◆ Supplied material
_____

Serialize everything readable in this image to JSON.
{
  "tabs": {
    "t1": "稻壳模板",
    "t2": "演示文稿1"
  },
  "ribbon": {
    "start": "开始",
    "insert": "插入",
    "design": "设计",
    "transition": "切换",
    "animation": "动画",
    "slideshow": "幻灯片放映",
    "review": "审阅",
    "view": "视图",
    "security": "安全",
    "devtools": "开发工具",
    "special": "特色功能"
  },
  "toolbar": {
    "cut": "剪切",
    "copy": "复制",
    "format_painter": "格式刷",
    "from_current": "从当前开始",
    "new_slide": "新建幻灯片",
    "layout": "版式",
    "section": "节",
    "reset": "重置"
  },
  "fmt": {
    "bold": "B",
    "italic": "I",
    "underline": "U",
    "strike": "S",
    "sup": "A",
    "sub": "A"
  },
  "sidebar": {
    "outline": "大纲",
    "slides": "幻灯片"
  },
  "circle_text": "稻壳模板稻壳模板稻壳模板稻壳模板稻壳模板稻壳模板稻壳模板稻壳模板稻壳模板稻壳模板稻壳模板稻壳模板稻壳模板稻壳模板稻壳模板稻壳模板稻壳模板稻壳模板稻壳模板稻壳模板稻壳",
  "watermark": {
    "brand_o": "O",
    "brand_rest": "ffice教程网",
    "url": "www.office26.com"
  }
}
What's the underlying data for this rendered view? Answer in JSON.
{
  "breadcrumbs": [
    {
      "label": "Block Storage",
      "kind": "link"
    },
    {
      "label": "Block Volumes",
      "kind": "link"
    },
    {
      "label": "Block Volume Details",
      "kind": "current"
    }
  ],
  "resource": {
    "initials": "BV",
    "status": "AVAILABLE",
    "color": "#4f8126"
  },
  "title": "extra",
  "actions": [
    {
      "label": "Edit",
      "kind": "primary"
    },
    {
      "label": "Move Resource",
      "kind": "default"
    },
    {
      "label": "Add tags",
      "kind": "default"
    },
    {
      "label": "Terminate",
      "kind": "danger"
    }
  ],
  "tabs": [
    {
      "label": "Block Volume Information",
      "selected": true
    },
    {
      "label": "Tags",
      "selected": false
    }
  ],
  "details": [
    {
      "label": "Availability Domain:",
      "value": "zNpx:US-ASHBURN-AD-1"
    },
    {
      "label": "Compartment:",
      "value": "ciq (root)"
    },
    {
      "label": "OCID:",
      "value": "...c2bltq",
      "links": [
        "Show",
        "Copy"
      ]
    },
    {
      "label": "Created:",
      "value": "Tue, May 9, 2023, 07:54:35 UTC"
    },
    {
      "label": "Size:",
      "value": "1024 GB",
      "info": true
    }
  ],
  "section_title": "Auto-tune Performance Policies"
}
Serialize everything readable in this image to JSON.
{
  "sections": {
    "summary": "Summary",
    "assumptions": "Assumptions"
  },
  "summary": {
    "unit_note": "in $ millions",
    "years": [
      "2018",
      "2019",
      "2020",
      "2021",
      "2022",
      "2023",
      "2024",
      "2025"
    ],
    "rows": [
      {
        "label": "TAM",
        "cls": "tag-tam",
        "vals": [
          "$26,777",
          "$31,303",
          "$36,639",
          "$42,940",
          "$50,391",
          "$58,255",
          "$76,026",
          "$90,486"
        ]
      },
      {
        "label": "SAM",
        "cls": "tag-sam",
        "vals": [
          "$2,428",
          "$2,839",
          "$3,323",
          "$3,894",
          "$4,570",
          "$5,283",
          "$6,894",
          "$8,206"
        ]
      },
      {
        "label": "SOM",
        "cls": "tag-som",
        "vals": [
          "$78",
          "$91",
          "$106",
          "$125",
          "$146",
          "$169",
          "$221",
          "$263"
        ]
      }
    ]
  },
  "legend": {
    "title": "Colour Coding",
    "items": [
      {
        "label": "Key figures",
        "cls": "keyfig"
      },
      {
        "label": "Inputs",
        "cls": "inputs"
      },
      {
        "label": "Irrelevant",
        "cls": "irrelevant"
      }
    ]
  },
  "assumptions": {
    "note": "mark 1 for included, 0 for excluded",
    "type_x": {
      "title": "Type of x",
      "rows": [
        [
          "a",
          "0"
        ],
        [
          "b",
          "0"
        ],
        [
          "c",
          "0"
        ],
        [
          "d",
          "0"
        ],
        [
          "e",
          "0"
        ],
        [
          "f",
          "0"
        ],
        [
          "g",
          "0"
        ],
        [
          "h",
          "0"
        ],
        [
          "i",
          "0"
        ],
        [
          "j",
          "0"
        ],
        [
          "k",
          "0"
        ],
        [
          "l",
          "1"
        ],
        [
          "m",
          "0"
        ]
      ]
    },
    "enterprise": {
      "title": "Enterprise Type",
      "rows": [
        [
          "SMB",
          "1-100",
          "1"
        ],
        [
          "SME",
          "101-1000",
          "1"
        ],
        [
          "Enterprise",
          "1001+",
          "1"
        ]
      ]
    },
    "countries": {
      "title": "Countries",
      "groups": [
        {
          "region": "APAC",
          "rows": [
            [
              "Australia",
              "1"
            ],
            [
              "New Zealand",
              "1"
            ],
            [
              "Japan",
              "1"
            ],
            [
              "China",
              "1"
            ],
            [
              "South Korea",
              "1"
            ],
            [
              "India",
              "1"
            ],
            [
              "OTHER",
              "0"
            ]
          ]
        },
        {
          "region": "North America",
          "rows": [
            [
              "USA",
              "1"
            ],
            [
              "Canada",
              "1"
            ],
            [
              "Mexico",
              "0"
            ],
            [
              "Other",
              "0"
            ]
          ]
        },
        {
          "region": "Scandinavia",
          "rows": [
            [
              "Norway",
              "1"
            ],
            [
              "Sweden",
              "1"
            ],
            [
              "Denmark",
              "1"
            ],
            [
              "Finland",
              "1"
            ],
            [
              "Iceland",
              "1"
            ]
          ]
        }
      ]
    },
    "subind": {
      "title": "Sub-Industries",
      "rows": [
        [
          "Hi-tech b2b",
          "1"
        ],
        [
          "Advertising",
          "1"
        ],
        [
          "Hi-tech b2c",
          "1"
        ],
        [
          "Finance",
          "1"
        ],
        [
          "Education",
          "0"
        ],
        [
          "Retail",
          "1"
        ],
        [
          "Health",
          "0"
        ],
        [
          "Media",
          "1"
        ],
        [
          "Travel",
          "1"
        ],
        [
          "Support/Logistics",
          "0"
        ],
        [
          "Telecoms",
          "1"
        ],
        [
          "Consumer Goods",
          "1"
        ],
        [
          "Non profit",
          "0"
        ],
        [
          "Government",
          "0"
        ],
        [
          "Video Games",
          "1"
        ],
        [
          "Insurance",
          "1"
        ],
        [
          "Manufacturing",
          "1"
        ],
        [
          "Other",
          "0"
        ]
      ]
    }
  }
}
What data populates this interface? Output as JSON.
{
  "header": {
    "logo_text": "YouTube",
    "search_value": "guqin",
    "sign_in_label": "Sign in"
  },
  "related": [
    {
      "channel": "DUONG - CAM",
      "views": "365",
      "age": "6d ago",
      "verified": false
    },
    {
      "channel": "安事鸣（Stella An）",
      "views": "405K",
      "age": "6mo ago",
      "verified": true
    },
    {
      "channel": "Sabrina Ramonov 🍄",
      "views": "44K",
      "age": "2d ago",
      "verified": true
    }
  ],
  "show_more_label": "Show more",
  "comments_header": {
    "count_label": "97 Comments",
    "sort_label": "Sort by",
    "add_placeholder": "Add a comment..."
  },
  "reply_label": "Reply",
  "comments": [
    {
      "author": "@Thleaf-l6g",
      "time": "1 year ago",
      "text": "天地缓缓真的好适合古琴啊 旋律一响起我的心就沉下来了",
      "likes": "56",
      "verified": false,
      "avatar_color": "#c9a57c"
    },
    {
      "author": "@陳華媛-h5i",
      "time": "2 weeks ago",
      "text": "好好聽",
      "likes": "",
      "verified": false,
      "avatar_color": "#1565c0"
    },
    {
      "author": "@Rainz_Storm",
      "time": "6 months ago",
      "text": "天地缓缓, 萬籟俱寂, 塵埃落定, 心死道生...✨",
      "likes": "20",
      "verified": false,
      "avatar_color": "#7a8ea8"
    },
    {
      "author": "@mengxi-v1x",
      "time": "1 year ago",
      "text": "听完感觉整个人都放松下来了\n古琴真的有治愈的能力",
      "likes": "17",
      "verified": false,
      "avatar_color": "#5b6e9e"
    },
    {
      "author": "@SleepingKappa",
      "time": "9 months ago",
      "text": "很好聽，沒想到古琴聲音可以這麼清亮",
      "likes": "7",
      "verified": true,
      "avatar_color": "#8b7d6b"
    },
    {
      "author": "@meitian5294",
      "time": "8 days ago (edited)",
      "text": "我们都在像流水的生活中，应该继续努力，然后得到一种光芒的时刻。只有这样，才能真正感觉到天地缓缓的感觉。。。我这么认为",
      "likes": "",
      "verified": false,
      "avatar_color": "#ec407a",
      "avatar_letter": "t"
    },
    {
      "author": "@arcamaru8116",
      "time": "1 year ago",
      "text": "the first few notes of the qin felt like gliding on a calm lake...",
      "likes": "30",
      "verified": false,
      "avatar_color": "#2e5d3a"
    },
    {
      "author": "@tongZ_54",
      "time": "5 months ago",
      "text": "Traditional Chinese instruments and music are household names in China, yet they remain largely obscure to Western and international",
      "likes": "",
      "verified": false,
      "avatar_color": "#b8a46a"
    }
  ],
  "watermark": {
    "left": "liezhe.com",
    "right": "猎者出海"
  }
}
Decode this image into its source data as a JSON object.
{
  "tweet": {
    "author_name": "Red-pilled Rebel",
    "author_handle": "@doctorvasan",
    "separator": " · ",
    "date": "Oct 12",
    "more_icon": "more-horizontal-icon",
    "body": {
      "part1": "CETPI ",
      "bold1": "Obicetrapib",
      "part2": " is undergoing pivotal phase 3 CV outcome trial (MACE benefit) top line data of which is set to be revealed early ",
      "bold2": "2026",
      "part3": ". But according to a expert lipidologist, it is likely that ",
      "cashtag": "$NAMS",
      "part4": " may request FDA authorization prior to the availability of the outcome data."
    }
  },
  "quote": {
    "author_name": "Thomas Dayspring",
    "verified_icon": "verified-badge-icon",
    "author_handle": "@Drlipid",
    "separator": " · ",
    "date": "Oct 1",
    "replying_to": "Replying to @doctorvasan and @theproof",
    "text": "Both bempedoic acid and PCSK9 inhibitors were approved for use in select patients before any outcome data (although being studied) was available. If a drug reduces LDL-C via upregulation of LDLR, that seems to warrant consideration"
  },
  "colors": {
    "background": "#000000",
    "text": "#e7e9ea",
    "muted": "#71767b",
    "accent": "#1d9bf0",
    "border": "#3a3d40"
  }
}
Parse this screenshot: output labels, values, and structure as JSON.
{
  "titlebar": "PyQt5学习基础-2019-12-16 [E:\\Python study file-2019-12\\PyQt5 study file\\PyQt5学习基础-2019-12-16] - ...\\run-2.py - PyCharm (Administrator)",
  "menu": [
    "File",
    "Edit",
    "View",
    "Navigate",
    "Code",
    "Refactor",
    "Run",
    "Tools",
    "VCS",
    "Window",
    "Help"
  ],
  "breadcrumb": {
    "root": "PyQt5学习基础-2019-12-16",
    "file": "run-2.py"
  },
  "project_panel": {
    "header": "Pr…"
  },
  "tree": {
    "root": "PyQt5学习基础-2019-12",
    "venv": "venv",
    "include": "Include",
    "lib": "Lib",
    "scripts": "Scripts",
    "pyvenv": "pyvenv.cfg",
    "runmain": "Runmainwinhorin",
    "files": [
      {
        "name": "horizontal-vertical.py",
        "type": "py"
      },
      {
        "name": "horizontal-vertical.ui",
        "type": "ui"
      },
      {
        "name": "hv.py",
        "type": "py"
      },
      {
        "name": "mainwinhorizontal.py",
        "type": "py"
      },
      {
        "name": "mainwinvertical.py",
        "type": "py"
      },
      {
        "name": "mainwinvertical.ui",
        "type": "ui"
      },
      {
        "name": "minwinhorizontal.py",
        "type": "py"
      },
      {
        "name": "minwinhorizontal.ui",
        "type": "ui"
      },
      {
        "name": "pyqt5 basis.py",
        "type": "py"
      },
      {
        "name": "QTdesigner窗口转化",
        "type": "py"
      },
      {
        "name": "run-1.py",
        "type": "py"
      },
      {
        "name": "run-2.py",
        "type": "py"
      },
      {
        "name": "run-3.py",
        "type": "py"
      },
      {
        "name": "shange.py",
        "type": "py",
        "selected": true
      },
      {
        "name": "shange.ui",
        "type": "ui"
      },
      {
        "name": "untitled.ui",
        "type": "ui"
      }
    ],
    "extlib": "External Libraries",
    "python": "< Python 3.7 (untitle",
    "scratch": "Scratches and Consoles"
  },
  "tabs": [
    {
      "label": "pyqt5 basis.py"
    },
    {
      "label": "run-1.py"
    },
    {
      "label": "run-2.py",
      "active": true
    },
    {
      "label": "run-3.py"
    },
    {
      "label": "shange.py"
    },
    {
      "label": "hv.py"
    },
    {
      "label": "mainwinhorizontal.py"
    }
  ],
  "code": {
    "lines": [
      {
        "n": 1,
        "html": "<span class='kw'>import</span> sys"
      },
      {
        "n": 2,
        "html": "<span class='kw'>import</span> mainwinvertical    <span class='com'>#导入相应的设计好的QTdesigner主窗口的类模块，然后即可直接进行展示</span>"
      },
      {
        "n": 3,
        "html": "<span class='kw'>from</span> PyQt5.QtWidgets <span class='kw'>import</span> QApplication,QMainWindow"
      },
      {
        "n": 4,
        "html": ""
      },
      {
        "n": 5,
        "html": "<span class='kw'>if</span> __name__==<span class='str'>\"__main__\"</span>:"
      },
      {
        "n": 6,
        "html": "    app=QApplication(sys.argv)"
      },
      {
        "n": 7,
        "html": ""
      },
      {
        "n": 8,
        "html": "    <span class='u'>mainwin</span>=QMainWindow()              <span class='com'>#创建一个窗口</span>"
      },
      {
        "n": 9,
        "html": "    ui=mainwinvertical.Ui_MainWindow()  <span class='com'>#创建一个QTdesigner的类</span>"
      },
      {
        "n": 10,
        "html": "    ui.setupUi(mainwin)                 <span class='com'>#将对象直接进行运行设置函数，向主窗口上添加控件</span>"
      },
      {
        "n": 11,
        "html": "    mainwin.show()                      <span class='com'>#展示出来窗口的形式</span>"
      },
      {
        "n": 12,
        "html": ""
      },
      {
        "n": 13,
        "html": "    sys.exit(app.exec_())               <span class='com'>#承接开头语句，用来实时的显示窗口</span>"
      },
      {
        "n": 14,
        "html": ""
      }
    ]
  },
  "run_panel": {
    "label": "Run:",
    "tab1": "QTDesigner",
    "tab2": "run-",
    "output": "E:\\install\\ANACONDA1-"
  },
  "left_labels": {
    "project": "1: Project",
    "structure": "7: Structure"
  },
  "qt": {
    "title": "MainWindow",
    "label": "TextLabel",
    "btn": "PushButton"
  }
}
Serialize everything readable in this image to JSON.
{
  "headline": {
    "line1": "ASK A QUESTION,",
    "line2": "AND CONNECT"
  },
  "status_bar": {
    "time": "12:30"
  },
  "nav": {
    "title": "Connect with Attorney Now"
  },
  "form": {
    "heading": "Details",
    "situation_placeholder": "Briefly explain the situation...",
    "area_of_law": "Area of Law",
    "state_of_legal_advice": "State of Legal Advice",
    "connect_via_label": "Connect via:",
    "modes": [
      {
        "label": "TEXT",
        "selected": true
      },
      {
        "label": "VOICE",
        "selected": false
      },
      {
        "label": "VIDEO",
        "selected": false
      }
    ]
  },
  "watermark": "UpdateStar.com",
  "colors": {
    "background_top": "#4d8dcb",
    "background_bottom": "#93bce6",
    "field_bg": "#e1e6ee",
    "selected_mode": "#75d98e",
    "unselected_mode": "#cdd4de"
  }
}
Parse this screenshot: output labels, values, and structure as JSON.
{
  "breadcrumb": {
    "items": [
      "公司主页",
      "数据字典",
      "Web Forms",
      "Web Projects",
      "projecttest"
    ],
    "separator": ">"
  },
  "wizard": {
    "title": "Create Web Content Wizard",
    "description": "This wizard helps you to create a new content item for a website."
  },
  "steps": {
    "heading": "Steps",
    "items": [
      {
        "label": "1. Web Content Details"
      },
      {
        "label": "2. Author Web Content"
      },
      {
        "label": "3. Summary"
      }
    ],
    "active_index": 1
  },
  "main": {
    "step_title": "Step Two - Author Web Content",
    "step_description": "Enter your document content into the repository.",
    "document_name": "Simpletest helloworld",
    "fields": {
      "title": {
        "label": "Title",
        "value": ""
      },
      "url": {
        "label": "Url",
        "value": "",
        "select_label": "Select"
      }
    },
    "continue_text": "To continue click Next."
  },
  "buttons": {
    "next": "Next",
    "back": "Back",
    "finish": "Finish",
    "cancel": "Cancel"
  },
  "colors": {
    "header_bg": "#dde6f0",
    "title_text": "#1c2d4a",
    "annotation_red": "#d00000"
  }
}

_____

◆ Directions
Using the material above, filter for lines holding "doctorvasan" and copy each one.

◆ Exercise output
    "author_handle": "@doctorvasan",
    "replying_to": "Replying to @doctorvasan and @theproof",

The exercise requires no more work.